Please filter the entries for the word "icon" and copy every line that has it.

*** Block opens ***

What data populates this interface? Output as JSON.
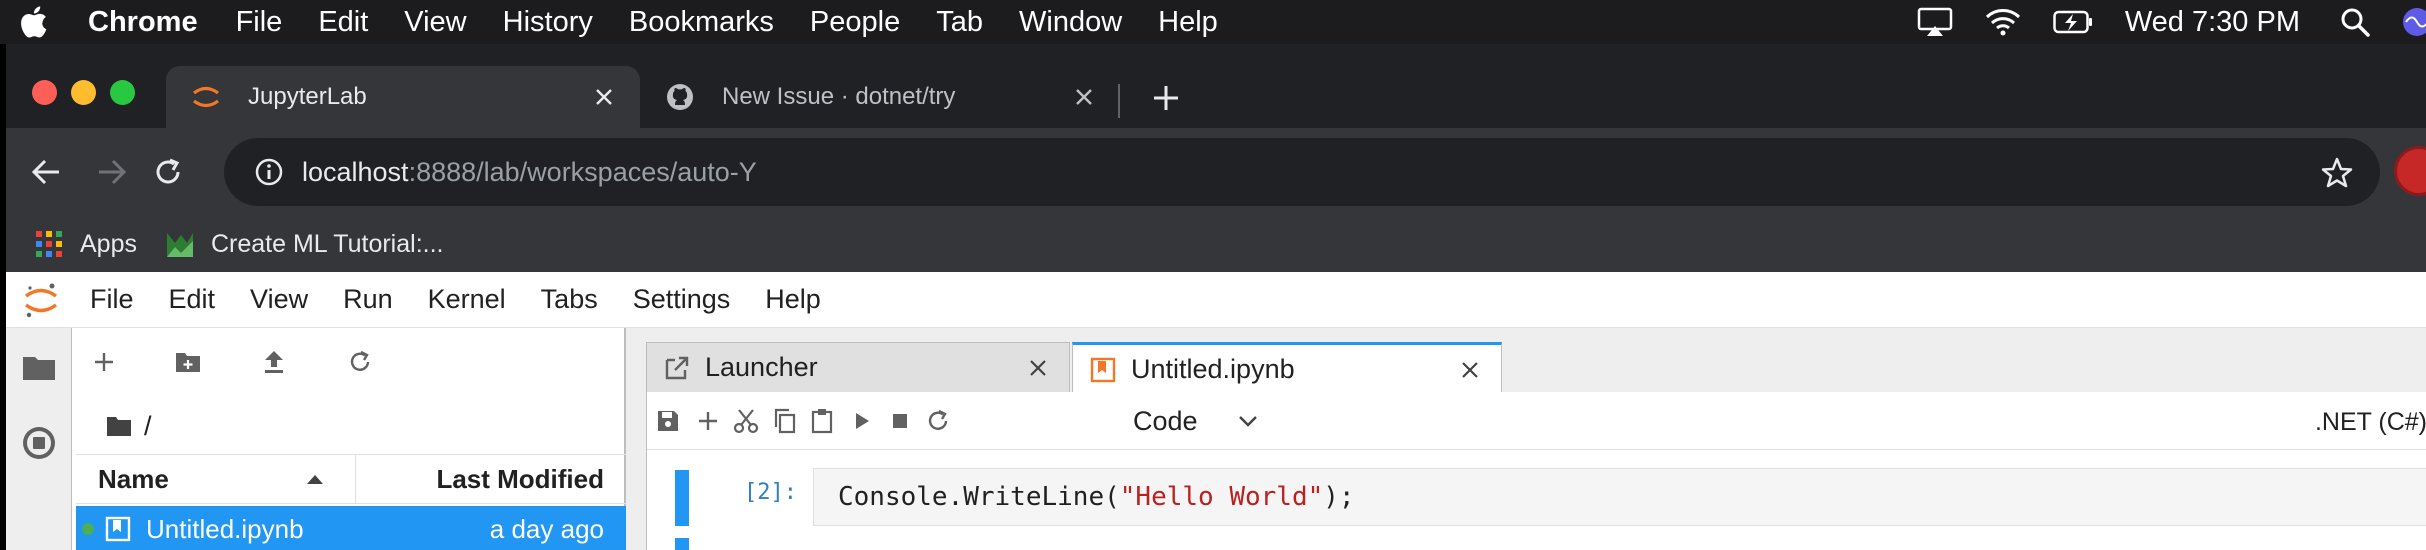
{
  "mac_menubar": {
    "app_name": "Chrome",
    "menus": [
      "File",
      "Edit",
      "View",
      "History",
      "Bookmarks",
      "People",
      "Tab",
      "Window",
      "Help"
    ],
    "clock": "Wed 7:30 PM"
  },
  "browser": {
    "tabs": [
      {
        "title": "JupyterLab",
        "active": true,
        "icon": "jupyter-logo-icon"
      },
      {
        "title": "New Issue · dotnet/try",
        "active": false,
        "icon": "github-icon"
      }
    ],
    "url_host": "localhost",
    "url_path": ":8888/lab/workspaces/auto-Y",
    "bookmarks": [
      {
        "label": "Apps",
        "icon": "apps-grid-icon"
      },
      {
        "label": "Create ML Tutorial:...",
        "icon": "createml-icon"
      }
    ]
  },
  "jupyter": {
    "menus": [
      "File",
      "Edit",
      "View",
      "Run",
      "Kernel",
      "Tabs",
      "Settings",
      "Help"
    ],
    "filebrowser": {
      "breadcrumb": "/",
      "col_name": "Name",
      "col_modified": "Last Modified",
      "files": [
        {
          "name": "Untitled.ipynb",
          "modified": "a day ago",
          "running": true
        }
      ]
    },
    "doc_tabs": [
      {
        "title": "Launcher"
      },
      {
        "title": "Untitled.ipynb"
      }
    ],
    "notebook": {
      "cell_type": "Code",
      "kernel": ".NET (C#)",
      "cells": [
        {
          "prompt": "[2]:",
          "code_prefix": "Console.WriteLine(",
          "code_string": "\"Hello World\"",
          "code_suffix": ");"
        }
      ]
    }
  },
  "colors": {
    "jupyter_orange": "#f37726",
    "selection_blue": "#2196f3",
    "chrome_dark": "#202124"
  }
}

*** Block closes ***

§ Answer to the exercise
        "icon": "jupyter-logo-icon"
        "icon": "github-icon"
        "icon": "apps-grid-icon"
        "icon": "createml-icon"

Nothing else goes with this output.